8. Genda, Hidenori, Yutaka Abe. 2003. Survival of a proto-atmosphere through the stage of giant impacts: the mechanical aspects. Icarus, Vol. 164, pp. 149-162.
9. Hutsemekers, Damien, Jean Manfroid, Emmanuel Jehin, Claude Arpigny. 2009. New constraints on the delivery of cometary water and nitrogen to Earth from the 15N/14N isotopic ratio. Icarus, Vol. 204, pp. 346-348.
10. King, Christina, Peter Olson. 2011. Heat partitioning in metal-silicate plumes during Earth differentiation. Earth and Planetary Science Letters, Vol. 304, pp. 577-586.
11. Le Bars, M., M. A. Wieczorek, O. Karatekin, D. Cebron, M. Laneuville. 10 November 2011. An impact-driven dynamo for the early Moon.

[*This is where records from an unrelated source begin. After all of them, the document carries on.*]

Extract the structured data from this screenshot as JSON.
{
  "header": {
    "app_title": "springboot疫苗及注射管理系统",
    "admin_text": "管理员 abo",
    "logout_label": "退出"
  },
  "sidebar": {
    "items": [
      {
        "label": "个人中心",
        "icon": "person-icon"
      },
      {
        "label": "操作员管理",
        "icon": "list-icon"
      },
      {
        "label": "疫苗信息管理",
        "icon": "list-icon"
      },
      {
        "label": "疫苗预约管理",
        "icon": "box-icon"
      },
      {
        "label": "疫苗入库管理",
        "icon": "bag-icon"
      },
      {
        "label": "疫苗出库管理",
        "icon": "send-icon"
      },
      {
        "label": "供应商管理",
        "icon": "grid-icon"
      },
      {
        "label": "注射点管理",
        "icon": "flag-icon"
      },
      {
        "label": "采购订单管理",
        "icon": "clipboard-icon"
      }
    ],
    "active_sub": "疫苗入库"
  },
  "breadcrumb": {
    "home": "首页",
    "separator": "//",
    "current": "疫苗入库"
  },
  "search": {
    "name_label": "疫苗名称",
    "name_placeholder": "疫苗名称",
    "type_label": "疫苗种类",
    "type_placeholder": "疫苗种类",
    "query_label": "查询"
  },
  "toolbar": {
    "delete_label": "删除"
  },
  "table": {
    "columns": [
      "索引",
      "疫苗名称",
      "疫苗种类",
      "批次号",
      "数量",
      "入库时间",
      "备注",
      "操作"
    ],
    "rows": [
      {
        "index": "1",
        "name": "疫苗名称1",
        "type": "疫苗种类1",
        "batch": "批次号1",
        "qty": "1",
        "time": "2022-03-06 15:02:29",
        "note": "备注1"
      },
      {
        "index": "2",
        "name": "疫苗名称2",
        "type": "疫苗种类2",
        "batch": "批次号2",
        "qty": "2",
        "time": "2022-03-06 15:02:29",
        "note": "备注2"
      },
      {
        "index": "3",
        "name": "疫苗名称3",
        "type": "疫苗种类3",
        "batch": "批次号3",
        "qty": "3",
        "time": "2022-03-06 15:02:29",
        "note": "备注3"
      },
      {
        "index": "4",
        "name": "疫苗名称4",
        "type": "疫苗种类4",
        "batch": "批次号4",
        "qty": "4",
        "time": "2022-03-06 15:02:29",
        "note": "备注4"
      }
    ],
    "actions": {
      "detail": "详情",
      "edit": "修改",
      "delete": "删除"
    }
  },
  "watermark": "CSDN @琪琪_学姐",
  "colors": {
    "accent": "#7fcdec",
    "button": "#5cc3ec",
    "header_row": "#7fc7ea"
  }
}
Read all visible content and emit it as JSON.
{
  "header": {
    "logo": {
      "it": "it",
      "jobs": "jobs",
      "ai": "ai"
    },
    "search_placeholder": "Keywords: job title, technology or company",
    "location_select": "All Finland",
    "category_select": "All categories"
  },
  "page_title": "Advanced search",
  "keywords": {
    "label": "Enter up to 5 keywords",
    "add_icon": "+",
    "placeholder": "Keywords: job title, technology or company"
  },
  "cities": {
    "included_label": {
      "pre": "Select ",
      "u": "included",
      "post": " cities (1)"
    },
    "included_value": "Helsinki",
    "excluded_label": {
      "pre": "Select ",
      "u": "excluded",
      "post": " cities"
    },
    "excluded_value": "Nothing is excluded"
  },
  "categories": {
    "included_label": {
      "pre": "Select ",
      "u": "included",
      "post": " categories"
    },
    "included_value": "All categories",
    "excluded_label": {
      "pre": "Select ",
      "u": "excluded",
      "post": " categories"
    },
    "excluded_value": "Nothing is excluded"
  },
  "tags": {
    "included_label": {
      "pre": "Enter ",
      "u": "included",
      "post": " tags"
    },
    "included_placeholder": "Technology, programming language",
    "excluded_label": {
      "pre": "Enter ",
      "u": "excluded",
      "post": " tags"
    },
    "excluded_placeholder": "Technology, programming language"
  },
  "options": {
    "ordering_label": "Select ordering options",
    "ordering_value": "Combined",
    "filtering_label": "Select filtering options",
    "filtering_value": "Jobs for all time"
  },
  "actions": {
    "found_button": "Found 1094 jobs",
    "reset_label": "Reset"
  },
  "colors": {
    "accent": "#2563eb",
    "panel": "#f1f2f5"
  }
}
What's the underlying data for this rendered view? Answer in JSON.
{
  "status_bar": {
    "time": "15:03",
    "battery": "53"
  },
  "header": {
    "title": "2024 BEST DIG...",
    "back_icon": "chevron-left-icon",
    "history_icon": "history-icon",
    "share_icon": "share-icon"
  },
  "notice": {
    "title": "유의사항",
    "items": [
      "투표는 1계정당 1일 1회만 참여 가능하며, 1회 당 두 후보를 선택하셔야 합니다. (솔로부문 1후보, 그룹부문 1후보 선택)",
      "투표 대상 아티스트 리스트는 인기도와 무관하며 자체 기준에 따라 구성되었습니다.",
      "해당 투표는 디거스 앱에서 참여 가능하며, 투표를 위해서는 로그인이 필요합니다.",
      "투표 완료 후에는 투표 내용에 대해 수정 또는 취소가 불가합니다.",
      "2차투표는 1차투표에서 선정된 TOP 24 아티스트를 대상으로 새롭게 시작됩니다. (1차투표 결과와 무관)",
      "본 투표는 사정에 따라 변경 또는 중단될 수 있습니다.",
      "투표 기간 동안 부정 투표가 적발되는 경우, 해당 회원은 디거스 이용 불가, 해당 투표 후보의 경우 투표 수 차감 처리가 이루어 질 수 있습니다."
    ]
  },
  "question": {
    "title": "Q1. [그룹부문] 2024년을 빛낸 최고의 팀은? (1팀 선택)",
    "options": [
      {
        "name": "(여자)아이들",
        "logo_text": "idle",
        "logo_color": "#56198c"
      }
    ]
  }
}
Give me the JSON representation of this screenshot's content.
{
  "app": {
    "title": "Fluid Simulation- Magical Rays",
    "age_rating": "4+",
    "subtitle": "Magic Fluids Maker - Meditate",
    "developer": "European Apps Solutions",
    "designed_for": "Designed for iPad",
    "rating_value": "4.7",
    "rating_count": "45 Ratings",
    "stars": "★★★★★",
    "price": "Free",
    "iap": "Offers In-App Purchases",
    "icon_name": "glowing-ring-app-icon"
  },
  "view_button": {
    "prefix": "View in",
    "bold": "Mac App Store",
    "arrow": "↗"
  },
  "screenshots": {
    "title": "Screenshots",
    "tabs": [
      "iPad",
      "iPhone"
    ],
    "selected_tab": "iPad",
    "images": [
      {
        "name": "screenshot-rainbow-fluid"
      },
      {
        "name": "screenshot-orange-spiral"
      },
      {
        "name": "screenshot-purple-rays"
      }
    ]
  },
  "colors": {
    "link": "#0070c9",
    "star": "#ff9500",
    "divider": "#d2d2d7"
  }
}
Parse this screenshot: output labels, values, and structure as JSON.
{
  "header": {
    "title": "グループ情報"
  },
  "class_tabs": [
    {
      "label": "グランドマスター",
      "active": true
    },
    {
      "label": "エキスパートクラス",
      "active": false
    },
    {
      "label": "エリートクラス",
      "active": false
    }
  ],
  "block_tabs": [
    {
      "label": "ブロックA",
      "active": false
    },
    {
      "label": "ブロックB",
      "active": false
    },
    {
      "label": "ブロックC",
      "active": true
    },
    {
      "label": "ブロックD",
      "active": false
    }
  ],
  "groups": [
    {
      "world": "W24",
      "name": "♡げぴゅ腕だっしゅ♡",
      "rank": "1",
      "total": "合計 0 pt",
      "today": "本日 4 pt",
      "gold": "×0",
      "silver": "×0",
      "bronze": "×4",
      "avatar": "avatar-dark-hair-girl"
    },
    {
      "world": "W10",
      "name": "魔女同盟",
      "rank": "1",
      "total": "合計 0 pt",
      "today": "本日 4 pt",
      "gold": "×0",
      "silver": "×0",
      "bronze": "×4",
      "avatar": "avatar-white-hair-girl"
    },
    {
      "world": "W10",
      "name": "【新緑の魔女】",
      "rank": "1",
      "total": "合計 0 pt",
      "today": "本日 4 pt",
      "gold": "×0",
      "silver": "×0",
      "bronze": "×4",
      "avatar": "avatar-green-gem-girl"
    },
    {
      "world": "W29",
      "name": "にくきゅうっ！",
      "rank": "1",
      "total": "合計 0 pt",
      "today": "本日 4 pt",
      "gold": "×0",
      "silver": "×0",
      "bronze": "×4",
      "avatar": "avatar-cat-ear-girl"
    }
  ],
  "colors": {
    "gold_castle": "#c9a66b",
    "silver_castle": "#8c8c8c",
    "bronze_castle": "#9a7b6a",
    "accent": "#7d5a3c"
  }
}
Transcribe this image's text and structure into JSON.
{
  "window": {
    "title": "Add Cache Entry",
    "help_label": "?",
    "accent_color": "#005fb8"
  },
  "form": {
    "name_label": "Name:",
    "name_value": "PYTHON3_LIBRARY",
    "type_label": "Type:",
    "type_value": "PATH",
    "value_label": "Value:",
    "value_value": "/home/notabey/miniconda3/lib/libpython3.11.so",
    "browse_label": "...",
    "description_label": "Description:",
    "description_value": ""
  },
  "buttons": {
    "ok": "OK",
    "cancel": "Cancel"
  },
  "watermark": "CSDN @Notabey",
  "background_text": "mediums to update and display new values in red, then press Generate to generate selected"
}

Nature, Vol. 479, pp. 215-218.
12. O'Neill, Hugh St.C., Herbert Palme. 2008. Collisional erosion and the non-chondritic composition of the terrestrial planets. Philosophical Transactions of the Royal Society A, Vol. 366, pp. 4205-4238.
13. Righter, Kevin, Nancy L. Chabot. 2011. Moderately and slightly siderophile element constraints on the depth and extent of melting in early Mars. Meteoritics & Planetary Science, Vol. 46, Nr. 2, pp. 157-176.
14. Rubie, David C., Daniel J. Frost, Ute Mann, Yuki Asahara, Francis Nimmo, Kyusei Tsuno, Philip Kegler, Astrid Holzheid, Herbert Palme. 2011. Heterogeneous accretion, composition and core-mantle differentiation of the Earth. Earth and Planetary Science Letters, Vol. 301, pp. 31-42.
15. Rubie, D.C., H.J. Melosh, J.E. Reid, C. Liebske, K. Righter. 2003. Mechanisms of metal-silicate equilibration in the terrestrial magma ocean. Earth and Planetary Science Letters, Vol. 205, pp. 239-255.
16. The KamLAND Collaboration (66 authors). September 2011. Partial radiogenic heat model for Earth revealed by geoneutrino measurements. Nature Geoscience, Vol. 4, pp. 647-651.
John Michael Fischer, 2011